### Exercise description:
Every line in the data below that holds "version" should be found and copied.

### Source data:
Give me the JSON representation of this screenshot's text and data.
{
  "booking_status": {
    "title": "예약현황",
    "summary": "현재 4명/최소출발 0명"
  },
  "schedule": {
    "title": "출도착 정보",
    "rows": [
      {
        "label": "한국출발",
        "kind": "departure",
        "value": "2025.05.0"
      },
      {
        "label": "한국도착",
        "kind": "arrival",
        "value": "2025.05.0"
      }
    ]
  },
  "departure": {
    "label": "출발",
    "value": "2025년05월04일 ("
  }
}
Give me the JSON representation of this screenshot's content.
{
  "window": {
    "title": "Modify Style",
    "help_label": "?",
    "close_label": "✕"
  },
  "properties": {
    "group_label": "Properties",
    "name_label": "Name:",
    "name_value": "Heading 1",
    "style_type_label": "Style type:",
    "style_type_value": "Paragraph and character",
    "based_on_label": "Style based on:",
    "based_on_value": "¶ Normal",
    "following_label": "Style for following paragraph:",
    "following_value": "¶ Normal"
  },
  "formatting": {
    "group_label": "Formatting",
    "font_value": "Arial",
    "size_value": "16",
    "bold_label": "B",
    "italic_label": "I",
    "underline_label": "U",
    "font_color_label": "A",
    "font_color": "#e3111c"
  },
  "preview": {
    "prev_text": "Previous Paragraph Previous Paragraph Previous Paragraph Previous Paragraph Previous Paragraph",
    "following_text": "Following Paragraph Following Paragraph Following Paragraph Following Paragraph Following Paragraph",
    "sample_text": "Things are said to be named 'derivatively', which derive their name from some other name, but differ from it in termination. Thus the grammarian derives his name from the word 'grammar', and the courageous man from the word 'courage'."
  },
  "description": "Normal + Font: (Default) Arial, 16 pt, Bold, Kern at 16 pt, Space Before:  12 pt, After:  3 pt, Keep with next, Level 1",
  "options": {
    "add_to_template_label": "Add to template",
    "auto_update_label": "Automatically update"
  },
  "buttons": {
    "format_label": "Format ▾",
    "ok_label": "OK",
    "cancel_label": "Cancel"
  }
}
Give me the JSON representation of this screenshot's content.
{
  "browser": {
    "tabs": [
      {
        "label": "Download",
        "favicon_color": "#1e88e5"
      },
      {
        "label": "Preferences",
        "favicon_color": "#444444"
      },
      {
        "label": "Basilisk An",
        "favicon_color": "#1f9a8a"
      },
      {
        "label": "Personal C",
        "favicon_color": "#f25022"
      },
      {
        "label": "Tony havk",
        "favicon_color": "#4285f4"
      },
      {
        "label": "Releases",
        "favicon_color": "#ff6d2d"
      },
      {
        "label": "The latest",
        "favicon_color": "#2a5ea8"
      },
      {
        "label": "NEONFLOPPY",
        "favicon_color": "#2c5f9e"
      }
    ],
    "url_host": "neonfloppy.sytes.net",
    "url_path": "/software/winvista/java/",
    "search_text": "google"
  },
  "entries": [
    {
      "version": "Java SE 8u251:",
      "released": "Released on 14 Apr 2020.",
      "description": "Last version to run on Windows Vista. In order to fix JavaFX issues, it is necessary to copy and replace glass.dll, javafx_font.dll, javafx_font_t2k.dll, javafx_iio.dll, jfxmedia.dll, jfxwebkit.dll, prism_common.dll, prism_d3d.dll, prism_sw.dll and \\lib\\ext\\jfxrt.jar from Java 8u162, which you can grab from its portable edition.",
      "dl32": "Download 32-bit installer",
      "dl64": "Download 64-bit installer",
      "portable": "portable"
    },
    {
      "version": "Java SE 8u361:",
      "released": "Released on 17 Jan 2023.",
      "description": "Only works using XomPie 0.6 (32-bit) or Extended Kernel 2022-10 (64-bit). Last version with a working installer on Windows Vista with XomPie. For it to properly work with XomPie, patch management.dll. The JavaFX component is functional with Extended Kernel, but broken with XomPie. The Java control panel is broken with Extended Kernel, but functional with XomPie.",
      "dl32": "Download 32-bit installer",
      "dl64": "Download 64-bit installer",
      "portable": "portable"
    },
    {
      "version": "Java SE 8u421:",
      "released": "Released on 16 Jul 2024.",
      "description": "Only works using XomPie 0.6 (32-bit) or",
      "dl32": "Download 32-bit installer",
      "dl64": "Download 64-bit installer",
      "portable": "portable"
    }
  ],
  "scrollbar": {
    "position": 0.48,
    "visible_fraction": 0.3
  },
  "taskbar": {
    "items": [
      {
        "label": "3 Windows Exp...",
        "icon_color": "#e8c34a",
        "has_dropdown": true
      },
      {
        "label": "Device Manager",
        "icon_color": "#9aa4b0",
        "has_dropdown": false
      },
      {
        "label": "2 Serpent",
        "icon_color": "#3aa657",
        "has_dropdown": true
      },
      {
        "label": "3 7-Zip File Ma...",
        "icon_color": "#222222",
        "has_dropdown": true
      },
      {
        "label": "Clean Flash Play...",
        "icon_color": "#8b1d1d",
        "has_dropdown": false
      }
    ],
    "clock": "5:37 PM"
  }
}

### Response area:
      "version": "Java SE 8u251:",
      "description": "Last version to run on Windows Vista. In order to fix JavaFX issues, it is necessary to copy and replace glass.dll, javafx_font.dll, javafx_font_t2k.dll, javafx_iio.dll, jfxmedia.dll, jfxwebkit.dll, prism_common.dll, prism_d3d.dll, prism_sw.dll and \\lib\\ext\\jfxrt.jar from Java 8u162, which you can grab from its portable edition.",
      "version": "Java SE 8u361:",
      "description": "Only works using XomPie 0.6 (32-bit) or Extended Kernel 2022-10 (64-bit). Last version with a working installer on Windows Vista with XomPie. For it to properly work with XomPie, patch management.dll. The JavaFX component is functional with Extended Kernel, but broken with XomPie. The Java control panel is broken with Extended Kernel, but functional with XomPie.",
      "version": "Java SE 8u421:",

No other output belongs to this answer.